However, by going down the mansard route, the owners of this house had more leeway when it came to laying out the sanitaryware.

14. Liven Up Your Home's Layout

Roof and chimney of house with mansard loft conversion

(Image credit: Charlie Birchmore c/o Pinchin Architects)

Before Pinchin Architects stepped in, this terraced house in East London suffered from a tight floorplan, with a poor sense of connection between each of the rooms. 

The brief was to re-jig the layout and extend upwards via a mansard extension, turning the two-bedroom property into a three-bed home. 

London stock bricks were used to build up the parapet walls of the mansard addition, which has been clad in Welsh slate roof tiles for both durability and stylistic consistency, similar to other properties in the area.

15. Alter the Floorplan Where Necessary

Black wardrobe and bed in mansard loft conversion bedroom

(Image credit: Charlie Birchmore c/o Pinchin Architects)

This mansard loft conversion project has provided a new master bedroom and en suite on the top floor of the house. 

In order to link the first floor to the new second floor above, several changes to the floorplan were required, including a new bathroom and an alteration to the hallway position. 

Bespoke built-in joinery has been crafted for the master bed in order to maximise every inch of available space, right up to ceiling height. 

16. Improve the Functionality of Your Living Space

Living room with blue and white rug and wood floor

(Image credit: Simply Loft)

This mansard loft conversion was designed with the idea of work-life balance in mind.
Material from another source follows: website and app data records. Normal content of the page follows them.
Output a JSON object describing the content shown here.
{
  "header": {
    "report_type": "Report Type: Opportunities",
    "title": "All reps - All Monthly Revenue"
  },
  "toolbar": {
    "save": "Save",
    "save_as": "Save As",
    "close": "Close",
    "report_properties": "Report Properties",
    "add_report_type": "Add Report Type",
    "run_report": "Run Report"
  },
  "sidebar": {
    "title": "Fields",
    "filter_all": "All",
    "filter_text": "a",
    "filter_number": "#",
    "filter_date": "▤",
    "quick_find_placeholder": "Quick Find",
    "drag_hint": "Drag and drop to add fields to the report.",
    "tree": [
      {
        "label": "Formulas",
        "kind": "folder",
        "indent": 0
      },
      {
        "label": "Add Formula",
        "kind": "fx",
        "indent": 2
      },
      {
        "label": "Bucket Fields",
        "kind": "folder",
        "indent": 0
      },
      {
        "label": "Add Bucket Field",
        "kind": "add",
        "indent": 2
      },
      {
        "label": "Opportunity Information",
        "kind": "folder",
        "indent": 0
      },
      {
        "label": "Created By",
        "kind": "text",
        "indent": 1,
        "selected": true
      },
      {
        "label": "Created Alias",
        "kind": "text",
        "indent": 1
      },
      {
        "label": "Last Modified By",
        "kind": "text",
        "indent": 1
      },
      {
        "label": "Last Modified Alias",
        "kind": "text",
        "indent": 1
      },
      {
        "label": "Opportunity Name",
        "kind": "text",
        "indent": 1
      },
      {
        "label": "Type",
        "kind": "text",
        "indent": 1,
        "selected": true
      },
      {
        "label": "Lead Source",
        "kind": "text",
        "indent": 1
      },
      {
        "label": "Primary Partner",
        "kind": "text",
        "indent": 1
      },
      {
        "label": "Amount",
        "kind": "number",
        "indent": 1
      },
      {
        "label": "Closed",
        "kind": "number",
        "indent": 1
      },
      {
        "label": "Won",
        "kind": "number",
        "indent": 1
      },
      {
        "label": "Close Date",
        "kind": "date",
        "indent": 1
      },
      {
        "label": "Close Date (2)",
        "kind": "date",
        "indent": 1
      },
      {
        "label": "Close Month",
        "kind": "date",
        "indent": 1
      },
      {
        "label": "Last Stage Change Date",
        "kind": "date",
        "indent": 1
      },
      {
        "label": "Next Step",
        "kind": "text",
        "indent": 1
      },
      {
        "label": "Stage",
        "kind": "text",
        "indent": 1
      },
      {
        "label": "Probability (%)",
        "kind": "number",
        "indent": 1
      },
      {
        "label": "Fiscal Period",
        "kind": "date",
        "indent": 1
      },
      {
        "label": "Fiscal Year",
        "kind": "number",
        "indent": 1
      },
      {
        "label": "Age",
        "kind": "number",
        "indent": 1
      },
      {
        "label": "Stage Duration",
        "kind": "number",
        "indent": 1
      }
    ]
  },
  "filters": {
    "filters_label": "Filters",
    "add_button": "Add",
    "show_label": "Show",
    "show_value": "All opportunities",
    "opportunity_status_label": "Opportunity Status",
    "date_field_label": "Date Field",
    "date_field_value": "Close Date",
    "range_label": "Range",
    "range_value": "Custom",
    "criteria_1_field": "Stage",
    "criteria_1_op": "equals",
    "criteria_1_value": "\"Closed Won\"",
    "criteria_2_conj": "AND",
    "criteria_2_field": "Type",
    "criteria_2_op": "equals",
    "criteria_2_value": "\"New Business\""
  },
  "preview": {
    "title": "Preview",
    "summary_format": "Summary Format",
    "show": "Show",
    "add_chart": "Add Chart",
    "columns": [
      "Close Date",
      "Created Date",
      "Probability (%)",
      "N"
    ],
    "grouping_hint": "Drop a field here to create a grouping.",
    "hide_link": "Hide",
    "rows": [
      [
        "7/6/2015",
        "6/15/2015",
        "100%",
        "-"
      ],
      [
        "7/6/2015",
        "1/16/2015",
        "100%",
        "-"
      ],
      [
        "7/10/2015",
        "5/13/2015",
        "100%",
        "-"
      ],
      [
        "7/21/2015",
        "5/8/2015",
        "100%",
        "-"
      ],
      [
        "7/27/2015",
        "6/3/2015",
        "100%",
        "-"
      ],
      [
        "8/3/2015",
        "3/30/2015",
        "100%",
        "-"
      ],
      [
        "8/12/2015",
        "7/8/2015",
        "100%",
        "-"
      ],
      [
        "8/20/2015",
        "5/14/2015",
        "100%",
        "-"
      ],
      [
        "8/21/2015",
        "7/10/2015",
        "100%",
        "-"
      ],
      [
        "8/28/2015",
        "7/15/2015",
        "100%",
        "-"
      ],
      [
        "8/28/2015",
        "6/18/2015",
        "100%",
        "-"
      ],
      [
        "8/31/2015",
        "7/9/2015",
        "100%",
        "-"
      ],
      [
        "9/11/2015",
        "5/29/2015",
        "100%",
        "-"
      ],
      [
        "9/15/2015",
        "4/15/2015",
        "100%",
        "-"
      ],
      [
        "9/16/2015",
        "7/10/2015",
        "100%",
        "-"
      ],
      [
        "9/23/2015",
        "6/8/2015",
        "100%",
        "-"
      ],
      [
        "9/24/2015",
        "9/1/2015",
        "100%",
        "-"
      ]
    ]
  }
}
It has allowed plenty of space for a new living area on the top floor of this mid-terrace home in South London. 

The living area has been designed as a multi-functional zone that provides a meditation room, artist’s studio and reading room. The room benefits from dual aspect views, thanks to the bifold doors that lead out to the roof terrace, plus the two smaller dormer windows that look out onto the road at the front of the property.

17. Embrace Fresh Design Opportunities
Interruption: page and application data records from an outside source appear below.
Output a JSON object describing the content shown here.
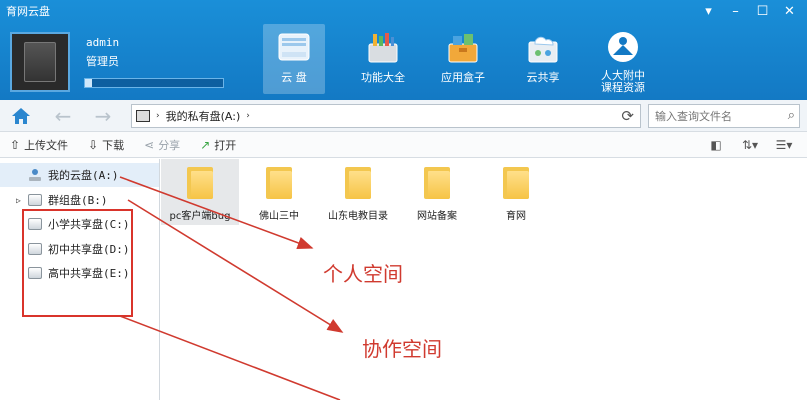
{
  "window": {
    "title": "育网云盘"
  },
  "user": {
    "name": "admin",
    "role": "管理员",
    "quota_fraction": 0.05
  },
  "topnav": [
    {
      "label": "云 盘",
      "icon": "cloud-disk-icon",
      "active": true
    },
    {
      "label": "功能大全",
      "icon": "toolbox-icon"
    },
    {
      "label": "应用盒子",
      "icon": "app-box-icon"
    },
    {
      "label": "云共享",
      "icon": "cloud-share-icon"
    },
    {
      "label": "人大附中",
      "label2": "课程资源",
      "icon": "rdfz-logo-icon"
    }
  ],
  "address": {
    "path": "我的私有盘(A:)"
  },
  "search": {
    "placeholder": "输入查询文件名"
  },
  "toolbar": {
    "upload": "上传文件",
    "download": "下载",
    "share": "分享",
    "open": "打开"
  },
  "sidebar": {
    "items": [
      {
        "label": "我的云盘(A:)"
      },
      {
        "label": "群组盘(B:)"
      },
      {
        "label": "小学共享盘(C:)"
      },
      {
        "label": "初中共享盘(D:)"
      },
      {
        "label": "高中共享盘(E:)"
      }
    ]
  },
  "files": [
    {
      "name": "pc客户端bug"
    },
    {
      "name": "佛山三中"
    },
    {
      "name": "山东电教目录"
    },
    {
      "name": "网站备案"
    },
    {
      "name": "育网"
    }
  ],
  "annotations": {
    "personal": "个人空间",
    "collab": "协作空间"
  },
  "colors": {
    "header": "#1a8fd8",
    "annotation": "#d03a2f"
  }
}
En suite bathroom with glass shower facing into bedroom

(Image credit: Guy Lockwood c/o Darren Oldfield Architects)

This project afforded some interesting design opportunities when it came to creating the mansard loft conversion. 
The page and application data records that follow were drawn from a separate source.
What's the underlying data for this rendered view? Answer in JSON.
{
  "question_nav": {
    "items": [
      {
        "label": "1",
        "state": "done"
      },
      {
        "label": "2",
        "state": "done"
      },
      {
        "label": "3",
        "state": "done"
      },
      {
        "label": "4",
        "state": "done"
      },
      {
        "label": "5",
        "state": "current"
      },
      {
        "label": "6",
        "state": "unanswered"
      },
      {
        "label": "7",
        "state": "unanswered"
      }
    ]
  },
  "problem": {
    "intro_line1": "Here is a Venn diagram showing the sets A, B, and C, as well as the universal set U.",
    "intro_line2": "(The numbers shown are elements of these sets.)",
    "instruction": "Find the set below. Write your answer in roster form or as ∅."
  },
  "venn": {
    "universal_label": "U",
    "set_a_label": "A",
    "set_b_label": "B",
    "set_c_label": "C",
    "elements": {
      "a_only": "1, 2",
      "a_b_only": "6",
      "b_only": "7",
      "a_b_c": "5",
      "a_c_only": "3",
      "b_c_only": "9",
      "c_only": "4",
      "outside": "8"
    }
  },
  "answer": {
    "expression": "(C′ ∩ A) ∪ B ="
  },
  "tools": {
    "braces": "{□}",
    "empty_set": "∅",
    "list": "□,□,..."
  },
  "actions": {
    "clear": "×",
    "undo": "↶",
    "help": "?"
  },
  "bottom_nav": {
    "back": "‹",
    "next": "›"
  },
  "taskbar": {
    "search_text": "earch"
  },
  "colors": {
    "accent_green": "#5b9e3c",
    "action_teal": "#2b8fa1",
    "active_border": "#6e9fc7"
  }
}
By inserting the steelwork in certain locations, a large open volume was created.  The roof slope leading down towards the bathroom door is comprised of a fake slope, with a tiny loft space behind it (for storage). This has established a symmetrical ridge line above the bed, creating plenty of height, space and drama that would not have been possible with a flat roof dormer. 

The same pitched effect has been recreated, to a smaller scale, in the bathroom. If the owners of the house had wanted an open-plan layout, rather than incorporating the en suite, it would even have been possible to vault the structure all the way up to the ridge line to infuse the top floor with extra wow-factor.

What Is a Mansard Loft Conversion?

Named after French architect Francois Mansard, a typical mansard loft conversion can span the entire width of the roof, so it has the potential to add plenty of space to your home. 

It is typically built outwards from the rear of the roof at an angle of around 72° to establish a structure with sloping walls and a flat roof. Windows are often fitted within small dormers. 

Mansard extensions do tend to be one of the most involved type of loft conversion in terms of the work that’s required, so as a minimum, expect to budget £50,000 for your scheme. 

Plus, mansards will alter the aesthetic of your roof significantly, so will usually require planning permission (unlike dormers, which can often be achieved under Permitted Development).

Rebecca Foster

Rebecca began her journalism career writing for a luxury property magazine in Bangkok, before re-locating to London and becoming a features editor for a self build magazine. She is an experienced homes and interiors journalist and has written for many homes titles including Homebuilding & Renovating, Ideal Home and Period Living.

She has expertise on a wealth of topics — from oak frame homes to kitchen extensions. She has a passion for Victorian architecture; her dream is to extend an 1800s house.